Using the (near) complete genome sequences of the yeasts Candida albicans, Saccharomyces cerevisiae, and Schizosaccharomyces pombe, we address the evolution of a unique genetic code change, which involves decoding of the standard leucine-CTG codon as serine in Candida spp. By using two complementary comparative genomics approaches, we have been able to shed(More)
Protein post-translational modifications (PTMs) allow the cell to regulate protein activity and play a crucial role in the response to changes in external conditions or internal states. Advances in mass spectrometry now enable proteome wide characterization of PTMs and have revealed a broad functional role for a range of different types of modifications.(More)
SmartCell has been developed to be a general framework for modelling and simulation of diffusion-reaction networks in a whole-cell context. It supports localisation and diffusion by using a mesoscopic stochastic reaction model. The SmartCell package can handle any cell geometry, considers different cell compartments, allows localisation of species, supports(More)
Cross-talk between different types of post-translational modifications on the same protein molecule adds specificity and combinatorial logic to signal processing, but it has not been characterized on a large-scale basis. We developed two methods to identify protein isoforms that are both phosphorylated and ubiquitylated in the yeast Saccharomyces(More)
Traditionally, research has been reductionist, characterizing the individual components of biological systems. But new technologies have increased the size and scope of biological data, and systems approaches have broadened the view of how these components are interconnected. Here, we discuss how quantitative mapping of genetic interactions enhances our(More)
Sequencing DNA from several organisms has revealed that duplication and drift of existing genes have primarily moulded the contents of a given genome. Though the effect of knocking out or overexpressing a particular gene has been studied in many organisms, no study has systematically explored the effect of adding new links in a biological network. To(More)
Protein function is often regulated by posttranslational modifications (PTMs), and recent advances in mass spectrometry have resulted in an exponential increase in PTM identification. However, the functional significance of the vast majority of these modifications remains unknown. To address this problem, we compiled nearly 200,000 phosphorylation,(More)
Assembly of a transcriptional and post-translational molecular interaction network in B cells, the human B-cell interactome (HBCI), reveals a hierarchical, transcriptional control module, where MYB and FOXM1 act as synergistic master regulators of proliferation in the germinal center (GC). Eighty percent of genes jointly regulated by these transcription(More)

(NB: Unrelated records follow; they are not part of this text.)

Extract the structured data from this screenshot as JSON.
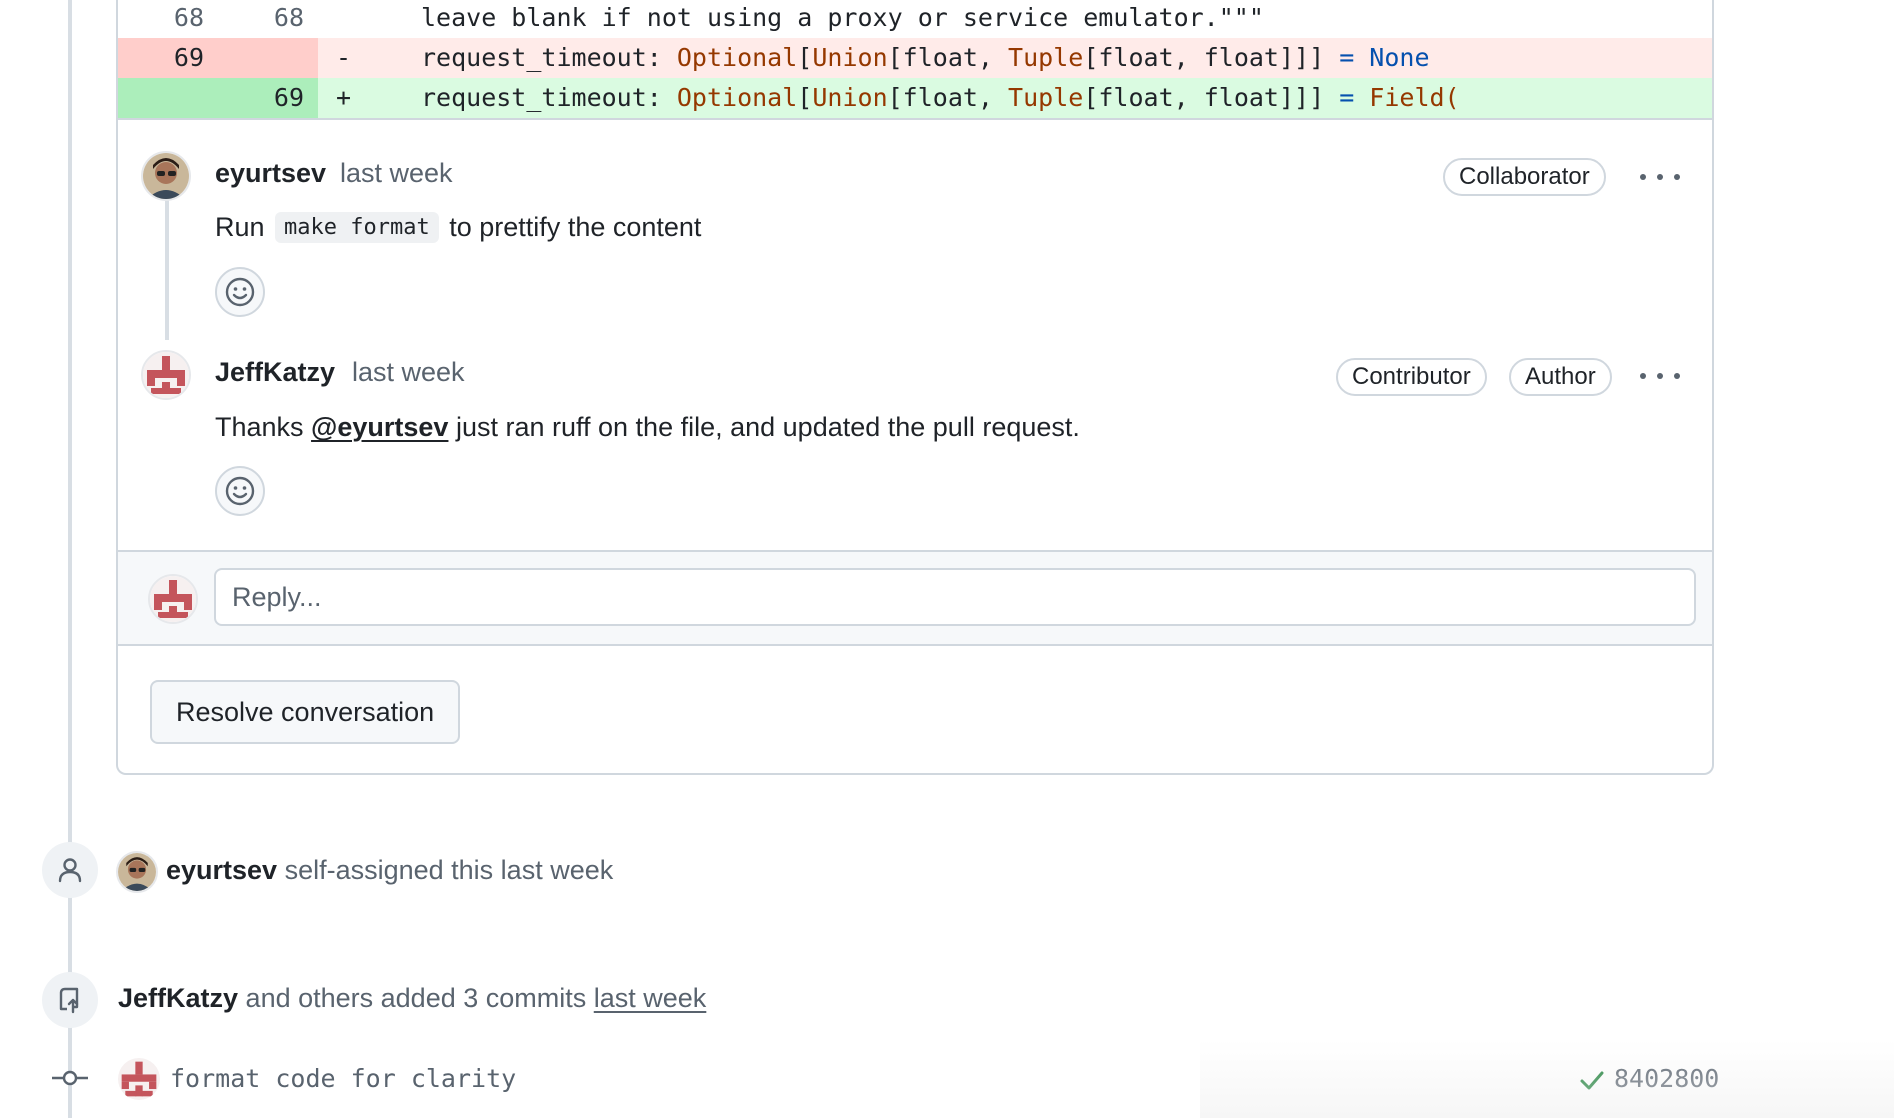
{
  "diff": {
    "context_row": {
      "old_line": "68",
      "new_line": "68",
      "code": "leave blank if not using a proxy or service emulator.\"\"\""
    },
    "deleted_row": {
      "old_line": "69",
      "sign": "-",
      "code_prefix": "request_timeout: ",
      "code_type1": "Optional",
      "code_b1": "[",
      "code_type2": "Union",
      "code_b2": "[float, ",
      "code_type3": "Tuple",
      "code_b3": "[float, float]]] ",
      "code_op": "=",
      "code_value": " None"
    },
    "added_row": {
      "new_line": "69",
      "sign": "+",
      "code_prefix": "request_timeout: ",
      "code_type1": "Optional",
      "code_b1": "[",
      "code_type2": "Union",
      "code_b2": "[float, ",
      "code_type3": "Tuple",
      "code_b3": "[float, float]]] ",
      "code_op": "=",
      "code_value": " Field("
    }
  },
  "comments": [
    {
      "author": "eyurtsev",
      "time": "last week",
      "badges": [
        "Collaborator"
      ],
      "body_before": "Run",
      "body_code": "make format",
      "body_after": "to prettify the content"
    },
    {
      "author": "JeffKatzy",
      "time": "last week",
      "badges": [
        "Contributor",
        "Author"
      ],
      "body_before": "Thanks ",
      "body_mention": "@eyurtsev",
      "body_after": " just ran ruff on the file, and updated the pull request."
    }
  ],
  "reply": {
    "placeholder": "Reply..."
  },
  "resolve_button": "Resolve conversation",
  "events": {
    "self_assign": {
      "actor": "eyurtsev",
      "text": " self-assigned this last week"
    },
    "commits": {
      "actor": "JeffKatzy",
      "text": " and others added 3 commits ",
      "time_link": "last week"
    }
  },
  "commit": {
    "message": "format code for clarity",
    "sha": "8402800",
    "status": "check-icon"
  },
  "colors": {
    "deleted_bg": "#ffebe9",
    "added_bg": "#dafbe1",
    "type_token": "#953800",
    "keyword_token": "#0550ae",
    "success": "#1a7f37"
  }
}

The extent by which different cellular components generate phenotypic diversity is an ongoing debate in evolutionary biology that is yet to be addressed by quantitative comparative studies. We conducted an in vivo mass-spectrometry study of the phosphoproteomes of three yeast species (Saccharomyces cerevisiae, Candida albicans, and Schizosaccharomyces(More)